Recession is a REQUIRED Marketing Tactic

I’m a big fan of Andy Sernovitz’s blog, Damn! I Wish I’d Thought of That! Today, though, I’m not sure I agree with Andy.

Marketers: Stop sending promotions that start with in these tough times, how to market in a recession, or any other bad economy-themed promotion.

I Wish Andy would have thought of this:

Perform a search on Recession on Google and you’ll find the numbers are quite startling. We’re in a recession. We’re deep in a recession. Many people are losing their jobs. Fear of others losing their jobs is causing consumers to cut back on expenses. That’s not a bad thing, that’s a logical thing.

Talking about how to save in a recession may not sound positive – but it’s not negative, either. The recession is a negative, your products or services that you provide can still be positive.

This isn’t the chicken or the egg… we didn’t get into this mess because people started talking about a recession or are talking about it. In fact, the recession may have started a year ago before anyone was really talking about it. Now that we’re in it, we need to take actions to make it out alive.

Every company should be thinking about how to best capitalize on the recession and message accordingly. What does your company offer to businesses or consumers who are looking for ways to cut back? You better start talking about it!

Compendium Blogware is a Great Example:

My company provides a less expensive alternative for Marketers to generate inbound leads for their companies. According to eMarketer, marketing is on the chopping block for many companies:

eMarketer recession

If I’m a marketer at a company that’s either let some staff go or is looking for some places to cut, guess what I’m searching for on Google? I’m searching for ways to cut my budget, look like a champion, and save my job until this thing blows over!

Some other sobering statistics on Marketing in a recession:

  • 48% of the large US companies polled by MarketingSherpa in September said their traditional media budgets would be cut; 21% said the cuts would be “significant”.
  • 59% of the 175 senior marketing executives polled by marketing services firm Epsilon expected a reduction in their traditional marketing budgets; only 13% expected an increase.
  • 85% of the 600 marketers surveyed by MarketingProfs claimed they would be reducing their traditional marketing vehicles.
  • 53% of Association of National Advertisers (ANA) members said they were cutting budgets in response to the downturn; 40% said they were altering the mix of marketing channels to lower cost channels.

It would be irresponsible for me, as a Marketer, to not speak about the recession and why we’re a low cost alternative to companies who are trying to drive business without the resources they used to have. This is the exact climate we need to capitalize on and grow in.

You should be marketing about it as well.

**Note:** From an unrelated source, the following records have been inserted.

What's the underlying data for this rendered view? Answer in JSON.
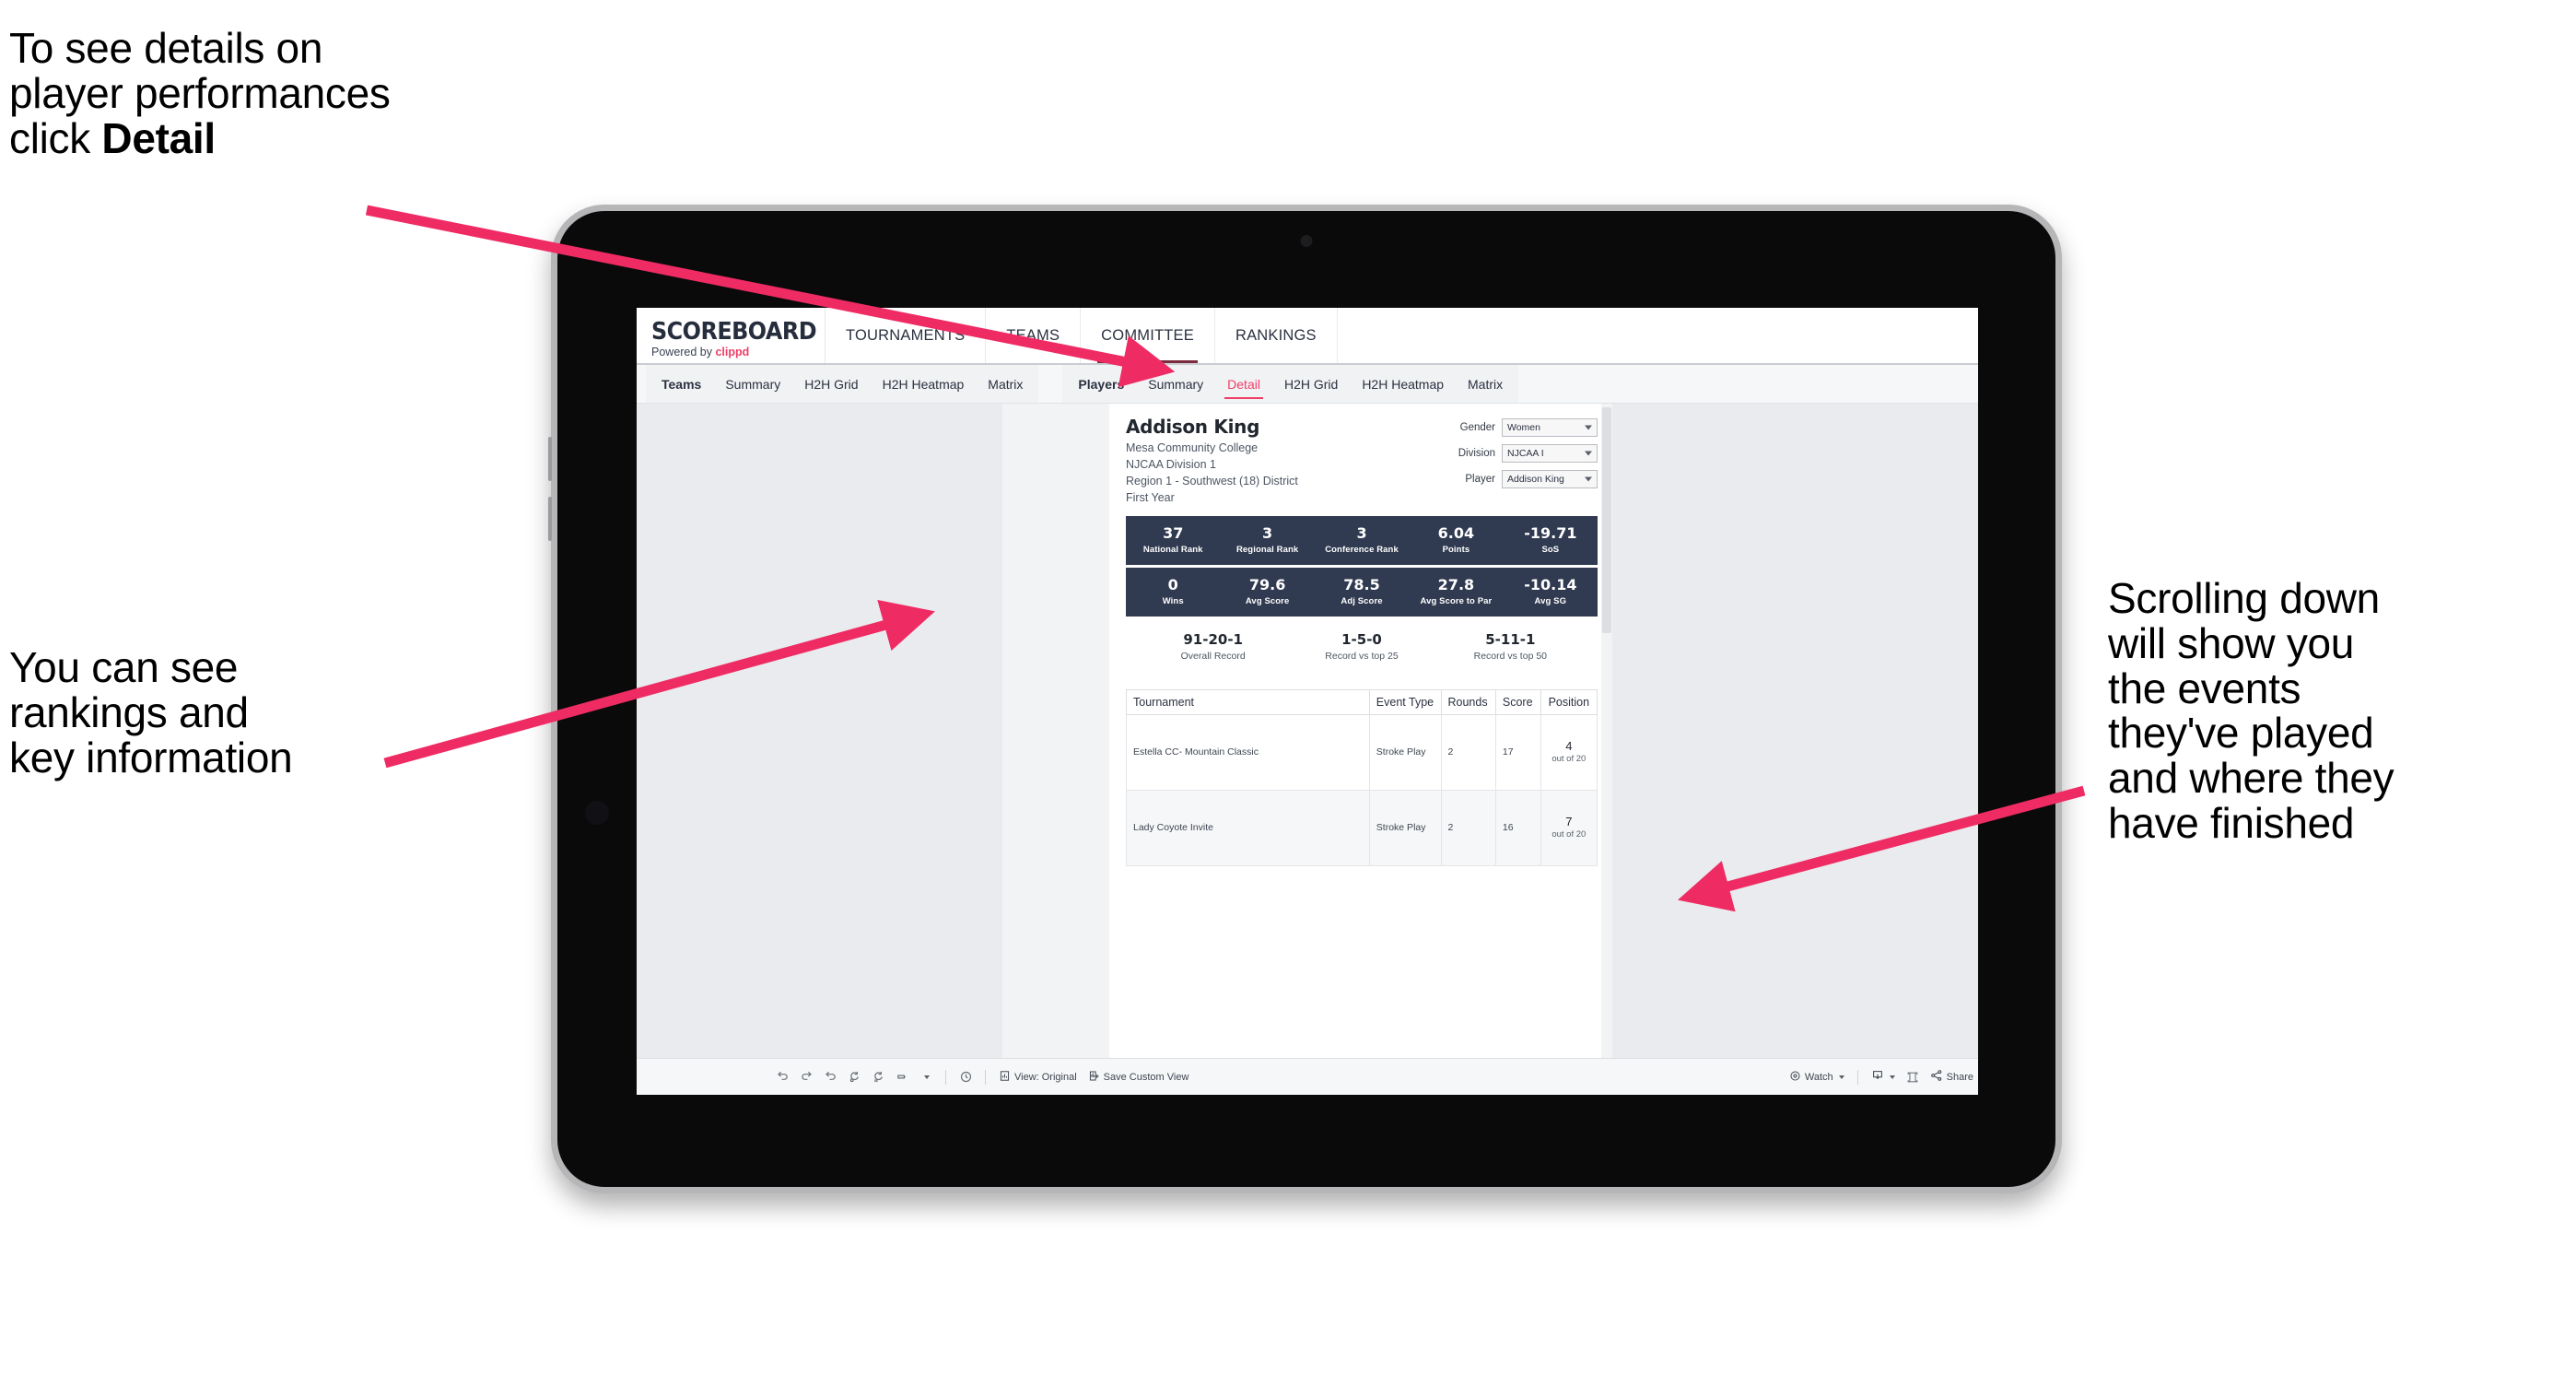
{
  "annotations": {
    "detail": {
      "pre": "To see details on\nplayer performances\nclick ",
      "bold": "Detail"
    },
    "rankings": "You can see\nrankings and\nkey information",
    "scrolling": "Scrolling down\nwill show you\nthe events\nthey've played\nand where they\nhave finished"
  },
  "colors": {
    "accent_pink": "#ef3e66",
    "stat_navy": "#303a50",
    "nav_underline": "#7a2b3c"
  },
  "header": {
    "logo_main": "SCOREBOARD",
    "logo_sub_prefix": "Powered by ",
    "logo_sub_brand": "clippd",
    "nav": [
      {
        "label": "TOURNAMENTS",
        "active": false
      },
      {
        "label": "TEAMS",
        "active": false
      },
      {
        "label": "COMMITTEE",
        "active": true
      },
      {
        "label": "RANKINGS",
        "active": false
      }
    ]
  },
  "subnav": {
    "teams_group": [
      {
        "label": "Teams",
        "lead": true,
        "active": false
      },
      {
        "label": "Summary",
        "lead": false,
        "active": false
      },
      {
        "label": "H2H Grid",
        "lead": false,
        "active": false
      },
      {
        "label": "H2H Heatmap",
        "lead": false,
        "active": false
      },
      {
        "label": "Matrix",
        "lead": false,
        "active": false
      }
    ],
    "players_group": [
      {
        "label": "Players",
        "lead": true,
        "active": false
      },
      {
        "label": "Summary",
        "lead": false,
        "active": false
      },
      {
        "label": "Detail",
        "lead": false,
        "active": true
      },
      {
        "label": "H2H Grid",
        "lead": false,
        "active": false
      },
      {
        "label": "H2H Heatmap",
        "lead": false,
        "active": false
      },
      {
        "label": "Matrix",
        "lead": false,
        "active": false
      }
    ]
  },
  "player": {
    "name": "Addison King",
    "meta": [
      "Mesa Community College",
      "NJCAA Division 1",
      "Region 1 - Southwest (18) District",
      "First Year"
    ]
  },
  "filters": [
    {
      "label": "Gender",
      "value": "Women"
    },
    {
      "label": "Division",
      "value": "NJCAA I"
    },
    {
      "label": "Player",
      "value": "Addison King"
    }
  ],
  "stats_row1": [
    {
      "value": "37",
      "label": "National Rank"
    },
    {
      "value": "3",
      "label": "Regional Rank"
    },
    {
      "value": "3",
      "label": "Conference Rank"
    },
    {
      "value": "6.04",
      "label": "Points"
    },
    {
      "value": "-19.71",
      "label": "SoS"
    }
  ],
  "stats_row2": [
    {
      "value": "0",
      "label": "Wins"
    },
    {
      "value": "79.6",
      "label": "Avg Score"
    },
    {
      "value": "78.5",
      "label": "Adj Score"
    },
    {
      "value": "27.8",
      "label": "Avg Score to Par"
    },
    {
      "value": "-10.14",
      "label": "Avg SG"
    }
  ],
  "records": [
    {
      "value": "91-20-1",
      "label": "Overall Record"
    },
    {
      "value": "1-5-0",
      "label": "Record vs top 25"
    },
    {
      "value": "5-11-1",
      "label": "Record vs top 50"
    }
  ],
  "table": {
    "columns": [
      "Tournament",
      "Event Type",
      "Rounds",
      "Score",
      "Position"
    ],
    "rows": [
      {
        "tournament": "Estella CC- Mountain Classic",
        "event_type": "Stroke Play",
        "rounds": "2",
        "score": "17",
        "position": "4",
        "position_sub": "out of 20"
      },
      {
        "tournament": "Lady Coyote Invite",
        "event_type": "Stroke Play",
        "rounds": "2",
        "score": "16",
        "position": "7",
        "position_sub": "out of 20"
      }
    ]
  },
  "toolbar": {
    "icons": [
      "undo-icon",
      "redo-icon",
      "revert-icon",
      "refresh-icon",
      "pause-icon",
      "highlight-icon"
    ],
    "clock_icon": "clock-icon",
    "view_label": "View: Original",
    "save_label": "Save Custom View",
    "watch_label": "Watch",
    "share_label": "Share",
    "download_icon": "download-icon",
    "device_icon": "device-icon",
    "share_icon": "share-icon"
  }
}
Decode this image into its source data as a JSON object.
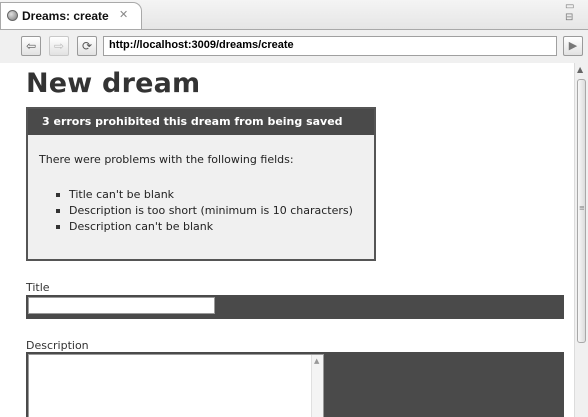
{
  "window": {
    "tab_title": "Dreams: create",
    "tab_close": "✕",
    "minmax": "▭ ⊟"
  },
  "toolbar": {
    "back_icon": "⇦",
    "forward_icon": "⇨",
    "refresh_icon": "⟳",
    "url": "http://localhost:3009/dreams/create",
    "go_icon": "▶"
  },
  "page": {
    "title": "New dream",
    "errors": {
      "header": "3 errors prohibited this dream from being saved",
      "intro": "There were problems with the following fields:",
      "items": [
        "Title can't be blank",
        "Description is too short (minimum is 10 characters)",
        "Description can't be blank"
      ]
    },
    "form": {
      "title_label": "Title",
      "title_value": "",
      "description_label": "Description",
      "description_value": ""
    }
  },
  "colors": {
    "error_header_bg": "#4a4a4a",
    "error_box_bg": "#f0f0f0",
    "field_error_bg": "#4a4a4a"
  }
}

Hat tip to Jeff at the basement design + motion for the link to the eMarketer paper!


  1. 1

    I totally agree with you Doug. I’d go a step further and say that if we really want to help we would very aggressively be telling them how to refrain from making mistakes in a down economy or recession or whatever you want to call these times.

    To take it a even further, I would say that since marketing is an integral component of the total business plan, we should be also targeting the entrepreneur or business owner especially the small business owner who typically does it all alone. Most of these business owners are petrified, are waiting for the next shoe to drop and are hoping that someone would give them some advice, any good advice.

    I agree that we have to tell them the truth: “Ten ways to keep your small business from going under in this down economy” or something along that line. We have to tell them that they should be spending on marketing in this type of economy and why.

  2. 2

    Great post, Doug, very straightforward and business-y. I joined you on Friend Connect.

    Questions: Why do so many people–why does ANYONE–believe that marketing is the wisest first cut? Shouldn’t it be the exact opposite? Why don’t we all just wrap ourselves in an invisibility cloak? It’s the same thing. How is any company supposed to make money if no one can see them?

    On the reverse side of the coin, marketing not only SPEAKS, but in this age of social marketing, it LISTENS and responds accordingly. It observes, it navigates. Cutting marketing in this case is akin to an ostrich burying its head in the sand, or a child closing his eyes and covering his ears.

    All execs need to catch the clue train: marketing is the LAST thing you should cut. That to me is a real, complete and total no-brainer. A no-brainer! Cut marketing?! What?! Excuse me?!

    …and that, friends, is the attitude we marketers must portray if we are to survive.

    • 3

      Great question, Will! My two cents is that the majority of marketers are directed to react rather than plan. Marketing departments don’t typically have the staff to begin with to generate the growth and MEASURE that growth for a company. Because they can’t show their value to the organization, they’re often the first on the chopping block.

What do you think?

This site uses Akismet to reduce spam. Learn how your comment data is processed.